Tag Archives: Sea-Tac Airport

Robots at Sea-Tac Airport

Last year, Sea-Tac airport found a perfect place for a robot to take over a repetitive but necessary task. During a study to figure out ways to speed up the security checkpoint process, one team found that standing in the security lines and encouraging passengers to remove items like belts and laptops early on before they arrived at the checkpoint helped the lines move more quickly. “They were able to measure improvement to the overall security checkpoint process,” says Wilson. “But after a couple of hours our team was pretty exhausted from nonstop talking with passengers.”

The team decided that a robot named Tracy would be the ticket. The robot-controlled sign spoke and provided advice on how to get through security quickly, by removing scarves, belts, and jackets in advance — and “she” did it in six languages and never got tired. Wilson says the experiment yielded a potential gain of 18 percent to 20 percent improvement to the overall security checkpoint process. Plus, he notes, “Tracy was quite a novelty and many passengers, especially children, took selfies with Tracy while waiting in line.”

Tracy, the passenger service robot

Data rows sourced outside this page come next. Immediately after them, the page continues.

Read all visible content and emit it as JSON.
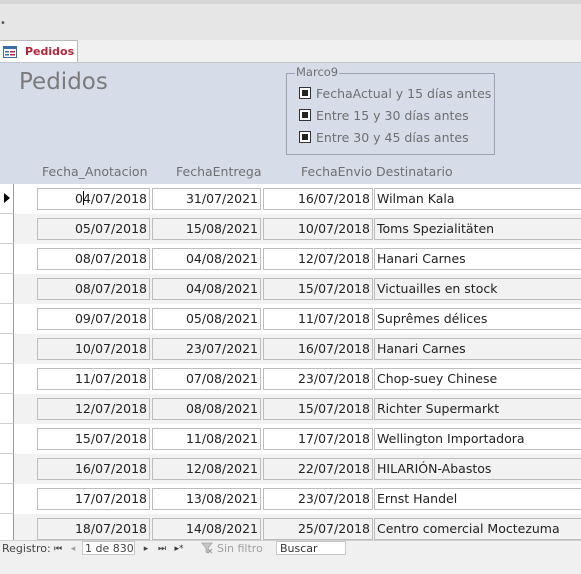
{
  "window": {
    "top_fragment": "•"
  },
  "tab": {
    "label": "Pedidos",
    "icon": "form-icon"
  },
  "form": {
    "title": "Pedidos",
    "frame": {
      "legend": "Marco9",
      "options": [
        {
          "label": "FechaActual y 15 días antes",
          "checked": true
        },
        {
          "label": "Entre 15 y 30 días antes",
          "checked": true
        },
        {
          "label": "Entre 30 y 45 días antes",
          "checked": true
        }
      ]
    },
    "columns": {
      "fecha_anotacion": "Fecha_Anotacion",
      "fecha_entrega": "FechaEntrega",
      "fecha_envio": "FechaEnvio",
      "destinatario": "Destinatario"
    },
    "rows": [
      {
        "fecha_anotacion_a": "0",
        "fecha_anotacion_b": "4/07/2018",
        "fecha_entrega": "31/07/2021",
        "fecha_envio": "16/07/2018",
        "destinatario": "Wilman Kala"
      },
      {
        "fecha_anotacion": "05/07/2018",
        "fecha_entrega": "15/08/2021",
        "fecha_envio": "10/07/2018",
        "destinatario": "Toms Spezialitäten"
      },
      {
        "fecha_anotacion": "08/07/2018",
        "fecha_entrega": "04/08/2021",
        "fecha_envio": "12/07/2018",
        "destinatario": "Hanari Carnes"
      },
      {
        "fecha_anotacion": "08/07/2018",
        "fecha_entrega": "04/08/2021",
        "fecha_envio": "15/07/2018",
        "destinatario": "Victuailles en stock"
      },
      {
        "fecha_anotacion": "09/07/2018",
        "fecha_entrega": "05/08/2021",
        "fecha_envio": "11/07/2018",
        "destinatario": "Suprêmes délices"
      },
      {
        "fecha_anotacion": "10/07/2018",
        "fecha_entrega": "23/07/2021",
        "fecha_envio": "16/07/2018",
        "destinatario": "Hanari Carnes"
      },
      {
        "fecha_anotacion": "11/07/2018",
        "fecha_entrega": "07/08/2021",
        "fecha_envio": "23/07/2018",
        "destinatario": "Chop-suey Chinese"
      },
      {
        "fecha_anotacion": "12/07/2018",
        "fecha_entrega": "08/08/2021",
        "fecha_envio": "15/07/2018",
        "destinatario": "Richter Supermarkt"
      },
      {
        "fecha_anotacion": "15/07/2018",
        "fecha_entrega": "11/08/2021",
        "fecha_envio": "17/07/2018",
        "destinatario": "Wellington Importadora"
      },
      {
        "fecha_anotacion": "16/07/2018",
        "fecha_entrega": "12/08/2021",
        "fecha_envio": "22/07/2018",
        "destinatario": "HILARIÓN-Abastos"
      },
      {
        "fecha_anotacion": "17/07/2018",
        "fecha_entrega": "13/08/2021",
        "fecha_envio": "23/07/2018",
        "destinatario": "Ernst Handel"
      },
      {
        "fecha_anotacion": "18/07/2018",
        "fecha_entrega": "14/08/2021",
        "fecha_envio": "25/07/2018",
        "destinatario": "Centro comercial Moctezuma"
      }
    ]
  },
  "navigation": {
    "label": "Registro:",
    "first": "⏮",
    "prev": "◂",
    "position": "1 de 830",
    "next": "▸",
    "last": "⏭",
    "new": "▸*",
    "filter": "Sin filtro",
    "search": "Buscar"
  },
  "colors": {
    "accent": "#b4243a",
    "header_bg": "#d6dde9",
    "alt_row": "#f2f2f2"
  }
}
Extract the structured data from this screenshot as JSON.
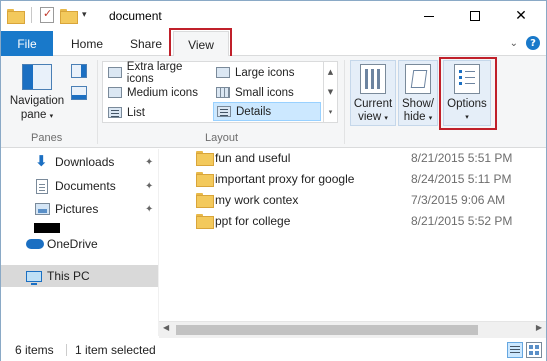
{
  "window": {
    "title": "document"
  },
  "tabs": {
    "file": "File",
    "home": "Home",
    "share": "Share",
    "view": "View"
  },
  "ribbon": {
    "panes": {
      "navigation_pane_line1": "Navigation",
      "navigation_pane_line2": "pane",
      "group_label": "Panes"
    },
    "layout": {
      "group_label": "Layout",
      "items": [
        {
          "label": "Extra large icons"
        },
        {
          "label": "Large icons"
        },
        {
          "label": "Medium icons"
        },
        {
          "label": "Small icons"
        },
        {
          "label": "List"
        },
        {
          "label": "Details",
          "selected": true
        }
      ]
    },
    "current_view": {
      "line1": "Current",
      "line2": "view"
    },
    "show_hide": {
      "line1": "Show/",
      "line2": "hide"
    },
    "options": {
      "label": "Options"
    }
  },
  "nav_pane": {
    "items": [
      {
        "label": "Downloads",
        "icon": "download-arrow-icon",
        "pinned": true
      },
      {
        "label": "Documents",
        "icon": "documents-icon",
        "pinned": true
      },
      {
        "label": "Pictures",
        "icon": "pictures-icon",
        "pinned": true
      },
      {
        "label": "OneDrive",
        "icon": "onedrive-cloud-icon"
      },
      {
        "label": "This PC",
        "icon": "this-pc-icon",
        "selected": true
      }
    ]
  },
  "files": [
    {
      "name": "fun and useful",
      "date": "8/21/2015 5:51 PM"
    },
    {
      "name": "important proxy for google",
      "date": "8/24/2015 5:11 PM"
    },
    {
      "name": "my work contex",
      "date": "7/3/2015 9:06 AM"
    },
    {
      "name": "ppt for college",
      "date": "8/21/2015 5:52 PM"
    }
  ],
  "status": {
    "item_count": "6 items",
    "selection": "1 item selected"
  },
  "colors": {
    "accent": "#1979ca",
    "highlight_box": "#c0202a"
  }
}
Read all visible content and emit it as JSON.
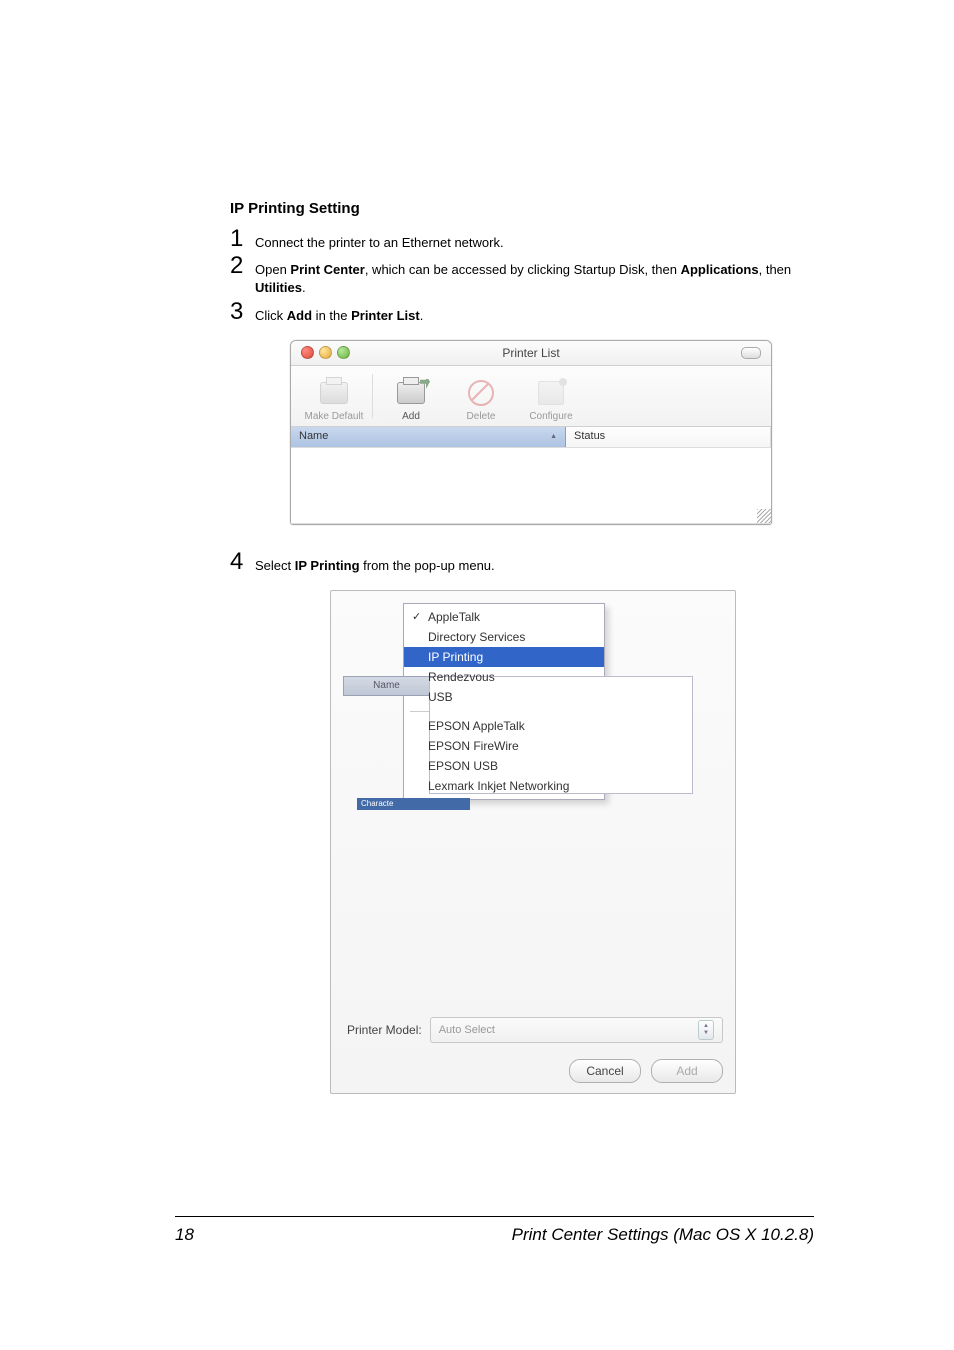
{
  "heading": "IP Printing Setting",
  "steps": {
    "s1": {
      "num": "1",
      "text_a": "Connect the printer to an Ethernet network."
    },
    "s2": {
      "num": "2",
      "text_a": "Open ",
      "bold_a": "Print Center",
      "text_b": ", which can be accessed by clicking Startup Disk, then ",
      "bold_b": "Applications",
      "text_c": ", then ",
      "bold_c": "Utilities",
      "text_d": "."
    },
    "s3": {
      "num": "3",
      "text_a": "Click ",
      "bold_a": "Add",
      "text_b": " in the ",
      "bold_b": "Printer List",
      "text_c": "."
    },
    "s4": {
      "num": "4",
      "text_a": "Select ",
      "bold_a": "IP Printing",
      "text_b": " from the pop-up menu."
    }
  },
  "window1": {
    "title": "Printer List",
    "toolbar": {
      "make_default": "Make Default",
      "add": "Add",
      "delete": "Delete",
      "configure": "Configure"
    },
    "columns": {
      "name": "Name",
      "status": "Status"
    }
  },
  "sheet": {
    "name_label": "Name",
    "menu": {
      "appletalk": "AppleTalk",
      "directory": "Directory Services",
      "ipprinting": "IP Printing",
      "rendezvous": "Rendezvous",
      "usb": "USB",
      "epson_at": "EPSON AppleTalk",
      "epson_fw": "EPSON FireWire",
      "epson_usb": "EPSON USB",
      "lexmark": "Lexmark Inkjet Networking"
    },
    "charset": "Characte",
    "model_label": "Printer Model:",
    "model_value": "Auto Select",
    "cancel": "Cancel",
    "add": "Add"
  },
  "footer": {
    "page": "18",
    "title": "Print Center Settings (Mac OS X 10.2.8)"
  }
}
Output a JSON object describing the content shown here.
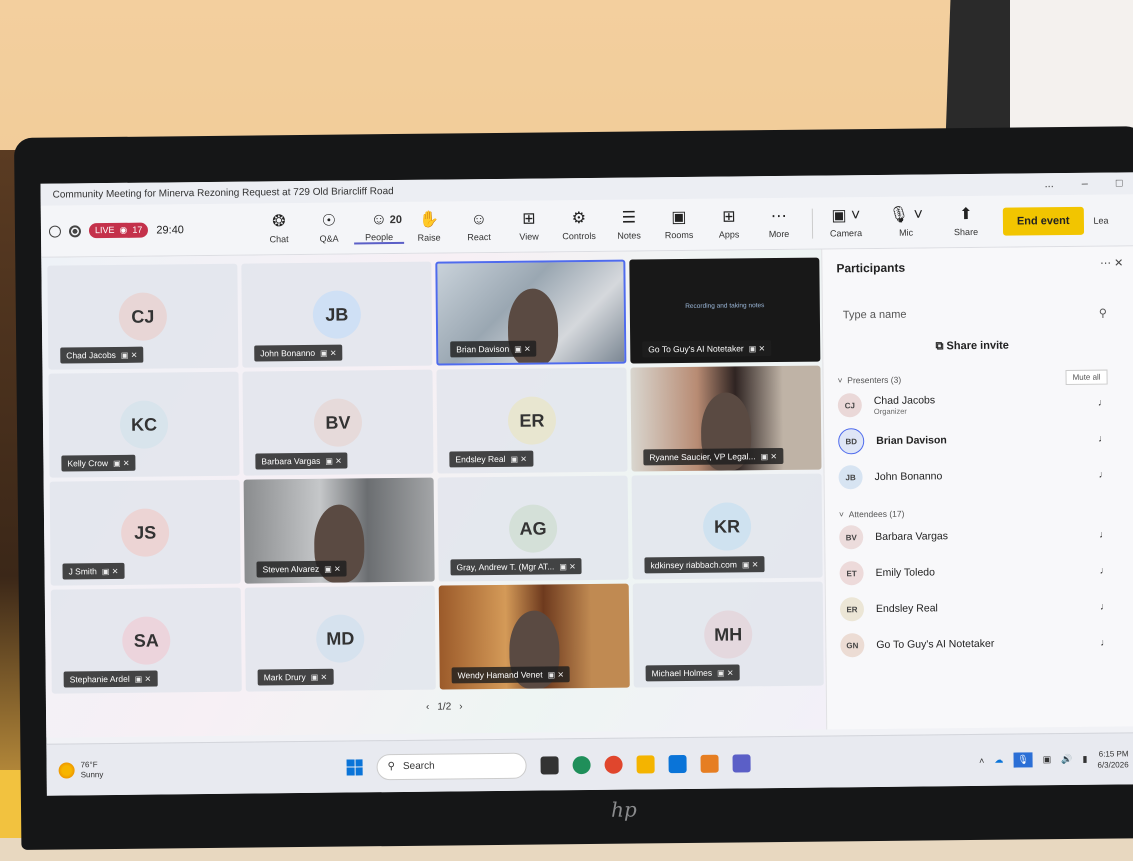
{
  "window": {
    "title": "Community Meeting for Minerva Rezoning Request at 729 Old Briarcliff Road",
    "controls": [
      "...",
      "–",
      "□"
    ]
  },
  "toolbar": {
    "live_label": "LIVE",
    "viewer_count": "17",
    "timer": "29:40",
    "buttons": [
      {
        "label": "Chat",
        "icon": "chat-icon",
        "glyph": "❂"
      },
      {
        "label": "Q&A",
        "icon": "qna-icon",
        "glyph": "☉"
      },
      {
        "label": "People",
        "icon": "people-icon",
        "glyph": "☺",
        "count": "20"
      },
      {
        "label": "Raise",
        "icon": "hand-icon",
        "glyph": "✋"
      },
      {
        "label": "React",
        "icon": "smile-icon",
        "glyph": "☺"
      },
      {
        "label": "View",
        "icon": "grid-icon",
        "glyph": "⊞"
      },
      {
        "label": "Controls",
        "icon": "controls-icon",
        "glyph": "⚙"
      },
      {
        "label": "Notes",
        "icon": "notes-icon",
        "glyph": "☰"
      },
      {
        "label": "Rooms",
        "icon": "rooms-icon",
        "glyph": "▣"
      },
      {
        "label": "Apps",
        "icon": "apps-icon",
        "glyph": "⊞"
      },
      {
        "label": "More",
        "icon": "more-icon",
        "glyph": "⋯"
      }
    ],
    "camera_label": "Camera",
    "mic_label": "Mic",
    "share_label": "Share",
    "end_event_label": "End event",
    "leave_label": "Lea"
  },
  "tiles": [
    {
      "initials": "CJ",
      "name": "Chad Jacobs",
      "color": "#e8d6d6",
      "type": "avatar"
    },
    {
      "initials": "JB",
      "name": "John Bonanno",
      "color": "#cfe0f5",
      "type": "avatar"
    },
    {
      "name": "Brian Davison",
      "type": "video"
    },
    {
      "name": "Go To Guy's AI Notetaker",
      "type": "video",
      "caption": "Recording and taking notes"
    },
    {
      "initials": "KC",
      "name": "Kelly Crow",
      "color": "#d8e4ec",
      "type": "avatar"
    },
    {
      "initials": "BV",
      "name": "Barbara Vargas",
      "color": "#e6dada",
      "type": "avatar"
    },
    {
      "initials": "ER",
      "name": "Endsley Real",
      "color": "#e8e6d0",
      "type": "avatar"
    },
    {
      "name": "Ryanne Saucier, VP Legal...",
      "type": "video"
    },
    {
      "initials": "JS",
      "name": "J Smith",
      "color": "#ecd4d4",
      "type": "avatar"
    },
    {
      "name": "Steven Alvarez",
      "type": "video"
    },
    {
      "initials": "AG",
      "name": "Gray, Andrew T. (Mgr AT...",
      "color": "#d4e0d8",
      "type": "avatar"
    },
    {
      "initials": "KR",
      "name": "kdkinsey riabbach.com",
      "color": "#cfe2f0",
      "type": "avatar"
    },
    {
      "initials": "SA",
      "name": "Stephanie Ardel",
      "color": "#ecd4dc",
      "type": "avatar"
    },
    {
      "initials": "MD",
      "name": "Mark Drury",
      "color": "#d6e2ee",
      "type": "avatar"
    },
    {
      "name": "Wendy Hamand Venet",
      "type": "video"
    },
    {
      "initials": "MH",
      "name": "Michael Holmes",
      "color": "#e4d8de",
      "type": "avatar"
    }
  ],
  "pager": {
    "text": "1/2"
  },
  "panel": {
    "title": "Participants",
    "search_placeholder": "Type a name",
    "share_invite": "Share invite",
    "presenters_header": "Presenters (3)",
    "mute_all": "Mute all",
    "presenters": [
      {
        "initials": "CJ",
        "name": "Chad Jacobs",
        "role": "Organizer",
        "color": "#ead8d8"
      },
      {
        "initials": "BD",
        "name": "Brian Davison",
        "role": "",
        "color": "#dfe6f6"
      },
      {
        "initials": "JB",
        "name": "John Bonanno",
        "role": "",
        "color": "#d7e4f2"
      }
    ],
    "attendees_header": "Attendees (17)",
    "attendees": [
      {
        "initials": "BV",
        "name": "Barbara Vargas",
        "color": "#ecdcdc"
      },
      {
        "initials": "ET",
        "name": "Emily Toledo",
        "color": "#eddada"
      },
      {
        "initials": "ER",
        "name": "Endsley Real",
        "color": "#ece6d6"
      },
      {
        "initials": "GN",
        "name": "Go To Guy's AI Notetaker",
        "color": "#ecdcd4"
      }
    ]
  },
  "taskbar": {
    "temp": "76°F",
    "weather": "Sunny",
    "search": "Search",
    "time": "6:15 PM",
    "date": "6/3/2026"
  }
}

Tracy was just a pilot project, but she may be back soon. And if you’re walking through the airport today, you may just stumble across robots doing another job most humans find tedious: cleaning floors. One of Sea-Tac’s vendors, C&W Services, recently set a fleet of six self-driving floor-care machines in action at the airport. Brain Corp. provides the artificial intelligence software that manages and deploys the self-driving machineThe cleaning staff doesn’t need to directly operate the machines, so floor cleaning becomes autonomous. This allows the janitors to multitask and complete other work that requires a human touch while the floors get cleaned.

Floor cleaning robot at Sea-Tac

Read the full release from the Port of Seattle here.

Kit Case, Causey Wright's Paralegal & Media Manager

Wearable Technology Assists Blind and Low Vision Travelers at Sea-Tac Airport

 

Aira

During a technology demonstration, Susan Mazrui, an Aria Explorer, shops for her daughter at a Sea-Tac Airport shop, with assistance over her cell phone.

The Port of Seattle recently introduced a pilot program for people who are blind or low vision that allows them to use a new technology to move more safely and independently through Sea-Tac Airport.

During the pilot program, there will be no cost to travelers to use the Aira service, which uses smart glasses and a cell phone mobile app to help them navigate from curb to gate.

This technology allows the user to speak to a certified live, human agent who can see the environment around the user in real-time. Agents then serve as visual interpreters for passengers to accomplish a variety of tasks in the airport—from viewing a flight information board to finding the cue line at a security checkpoint to verifying their luggage at a baggage carousel.

Sea-Tac is the first airport on the West Coast and is among the first airports in the nation to join the Aira Airport Network to provide this assistance.